(Element data from apps and pages)
▬▬▬▬▬▬▬▬▬▬
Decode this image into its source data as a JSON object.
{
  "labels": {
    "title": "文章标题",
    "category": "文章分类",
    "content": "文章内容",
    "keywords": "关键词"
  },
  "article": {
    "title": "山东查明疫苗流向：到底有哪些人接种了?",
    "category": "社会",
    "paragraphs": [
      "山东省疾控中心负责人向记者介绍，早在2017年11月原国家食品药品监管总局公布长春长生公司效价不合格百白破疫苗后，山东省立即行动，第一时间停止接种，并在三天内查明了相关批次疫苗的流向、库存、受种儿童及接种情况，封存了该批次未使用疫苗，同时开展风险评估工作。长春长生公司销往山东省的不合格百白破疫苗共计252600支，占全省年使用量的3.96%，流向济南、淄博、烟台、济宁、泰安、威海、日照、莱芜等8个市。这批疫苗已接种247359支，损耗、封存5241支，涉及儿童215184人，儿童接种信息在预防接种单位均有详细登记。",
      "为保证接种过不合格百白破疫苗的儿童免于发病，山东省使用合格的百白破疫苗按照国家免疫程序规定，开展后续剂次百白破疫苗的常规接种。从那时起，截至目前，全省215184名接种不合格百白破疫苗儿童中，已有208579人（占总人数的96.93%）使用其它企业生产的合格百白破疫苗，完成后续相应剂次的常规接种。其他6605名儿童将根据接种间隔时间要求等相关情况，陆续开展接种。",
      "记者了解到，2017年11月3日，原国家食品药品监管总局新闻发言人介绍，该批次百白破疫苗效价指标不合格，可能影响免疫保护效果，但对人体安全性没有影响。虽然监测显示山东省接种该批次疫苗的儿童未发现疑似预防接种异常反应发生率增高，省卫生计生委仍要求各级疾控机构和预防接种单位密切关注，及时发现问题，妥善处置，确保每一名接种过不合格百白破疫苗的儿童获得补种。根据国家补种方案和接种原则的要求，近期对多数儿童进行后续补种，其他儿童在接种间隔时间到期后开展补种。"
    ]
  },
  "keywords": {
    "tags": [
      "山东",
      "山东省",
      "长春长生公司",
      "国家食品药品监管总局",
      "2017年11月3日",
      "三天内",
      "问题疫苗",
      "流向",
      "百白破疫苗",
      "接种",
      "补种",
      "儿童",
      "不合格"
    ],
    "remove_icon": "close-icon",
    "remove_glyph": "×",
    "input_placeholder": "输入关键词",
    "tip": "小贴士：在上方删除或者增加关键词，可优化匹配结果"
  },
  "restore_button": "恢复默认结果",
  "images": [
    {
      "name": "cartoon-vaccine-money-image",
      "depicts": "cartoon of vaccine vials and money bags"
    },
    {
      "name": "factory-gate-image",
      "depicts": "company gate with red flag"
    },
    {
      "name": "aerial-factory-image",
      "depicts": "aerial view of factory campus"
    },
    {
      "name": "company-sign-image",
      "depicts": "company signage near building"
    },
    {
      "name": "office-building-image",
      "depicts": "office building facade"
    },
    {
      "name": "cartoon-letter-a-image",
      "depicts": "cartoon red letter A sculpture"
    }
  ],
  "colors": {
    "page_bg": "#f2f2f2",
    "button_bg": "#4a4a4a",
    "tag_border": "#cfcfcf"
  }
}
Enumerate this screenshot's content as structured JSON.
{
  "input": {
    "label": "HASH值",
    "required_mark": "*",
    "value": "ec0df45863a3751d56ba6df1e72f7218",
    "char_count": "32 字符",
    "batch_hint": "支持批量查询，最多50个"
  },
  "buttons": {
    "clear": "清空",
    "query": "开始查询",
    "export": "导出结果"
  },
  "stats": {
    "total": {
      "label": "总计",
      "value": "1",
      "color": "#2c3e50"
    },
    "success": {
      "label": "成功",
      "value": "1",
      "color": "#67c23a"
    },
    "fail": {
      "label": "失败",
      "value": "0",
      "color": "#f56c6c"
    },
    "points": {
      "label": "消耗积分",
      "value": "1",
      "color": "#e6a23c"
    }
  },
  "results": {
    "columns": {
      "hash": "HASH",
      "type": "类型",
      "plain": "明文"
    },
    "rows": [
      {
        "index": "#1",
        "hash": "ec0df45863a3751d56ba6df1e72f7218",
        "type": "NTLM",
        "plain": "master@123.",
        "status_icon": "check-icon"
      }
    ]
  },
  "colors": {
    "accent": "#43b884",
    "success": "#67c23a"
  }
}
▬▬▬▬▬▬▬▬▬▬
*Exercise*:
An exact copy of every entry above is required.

*Task output*:
Decode this image into its source data as a JSON object.
{
  "labels": {
    "title": "文章标题",
    "category": "文章分类",
    "content": "文章内容",
    "keywords": "关键词"
  },
  "article": {
    "title": "山东查明疫苗流向：到底有哪些人接种了?",
    "category": "社会",
    "paragraphs": [
      "山东省疾控中心负责人向记者介绍，早在2017年11月原国家食品药品监管总局公布长春长生公司效价不合格百白破疫苗后，山东省立即行动，第一时间停止接种，并在三天内查明了相关批次疫苗的流向、库存、受种儿童及接种情况，封存了该批次未使用疫苗，同时开展风险评估工作。长春长生公司销往山东省的不合格百白破疫苗共计252600支，占全省年使用量的3.96%，流向济南、淄博、烟台、济宁、泰安、威海、日照、莱芜等8个市。这批疫苗已接种247359支，损耗、封存5241支，涉及儿童215184人，儿童接种信息在预防接种单位均有详细登记。",
      "为保证接种过不合格百白破疫苗的儿童免于发病，山东省使用合格的百白破疫苗按照国家免疫程序规定，开展后续剂次百白破疫苗的常规接种。从那时起，截至目前，全省215184名接种不合格百白破疫苗儿童中，已有208579人（占总人数的96.93%）使用其它企业生产的合格百白破疫苗，完成后续相应剂次的常规接种。其他6605名儿童将根据接种间隔时间要求等相关情况，陆续开展接种。",
      "记者了解到，2017年11月3日，原国家食品药品监管总局新闻发言人介绍，该批次百白破疫苗效价指标不合格，可能影响免疫保护效果，但对人体安全性没有影响。虽然监测显示山东省接种该批次疫苗的儿童未发现疑似预防接种异常反应发生率增高，省卫生计生委仍要求各级疾控机构和预防接种单位密切关注，及时发现问题，妥善处置，确保每一名接种过不合格百白破疫苗的儿童获得补种。根据国家补种方案和接种原则的要求，近期对多数儿童进行后续补种，其他儿童在接种间隔时间到期后开展补种。"
    ]
  },
  "keywords": {
    "tags": [
      "山东",
      "山东省",
      "长春长生公司",
      "国家食品药品监管总局",
      "2017年11月3日",
      "三天内",
      "问题疫苗",
      "流向",
      "百白破疫苗",
      "接种",
      "补种",
      "儿童",
      "不合格"
    ],
    "remove_icon": "close-icon",
    "remove_glyph": "×",
    "input_placeholder": "输入关键词",
    "tip": "小贴士：在上方删除或者增加关键词，可优化匹配结果"
  },
  "restore_button": "恢复默认结果",
  "images": [
    {
      "name": "cartoon-vaccine-money-image",
      "depicts": "cartoon of vaccine vials and money bags"
    },
    {
      "name": "factory-gate-image",
      "depicts": "company gate with red flag"
    },
    {
      "name": "aerial-factory-image",
      "depicts": "aerial view of factory campus"
    },
    {
      "name": "company-sign-image",
      "depicts": "company signage near building"
    },
    {
      "name": "office-building-image",
      "depicts": "office building facade"
    },
    {
      "name": "cartoon-letter-a-image",
      "depicts": "cartoon red letter A sculpture"
    }
  ],
  "colors": {
    "page_bg": "#f2f2f2",
    "button_bg": "#4a4a4a",
    "tag_border": "#cfcfcf"
  }
}
Enumerate this screenshot's content as structured JSON.
{
  "input": {
    "label": "HASH值",
    "required_mark": "*",
    "value": "ec0df45863a3751d56ba6df1e72f7218",
    "char_count": "32 字符",
    "batch_hint": "支持批量查询，最多50个"
  },
  "buttons": {
    "clear": "清空",
    "query": "开始查询",
    "export": "导出结果"
  },
  "stats": {
    "total": {
      "label": "总计",
      "value": "1",
      "color": "#2c3e50"
    },
    "success": {
      "label": "成功",
      "value": "1",
      "color": "#67c23a"
    },
    "fail": {
      "label": "失败",
      "value": "0",
      "color": "#f56c6c"
    },
    "points": {
      "label": "消耗积分",
      "value": "1",
      "color": "#e6a23c"
    }
  },
  "results": {
    "columns": {
      "hash": "HASH",
      "type": "类型",
      "plain": "明文"
    },
    "rows": [
      {
        "index": "#1",
        "hash": "ec0df45863a3751d56ba6df1e72f7218",
        "type": "NTLM",
        "plain": "master@123.",
        "status_icon": "check-icon"
      }
    ]
  },
  "colors": {
    "accent": "#43b884",
    "success": "#67c23a"
  }
}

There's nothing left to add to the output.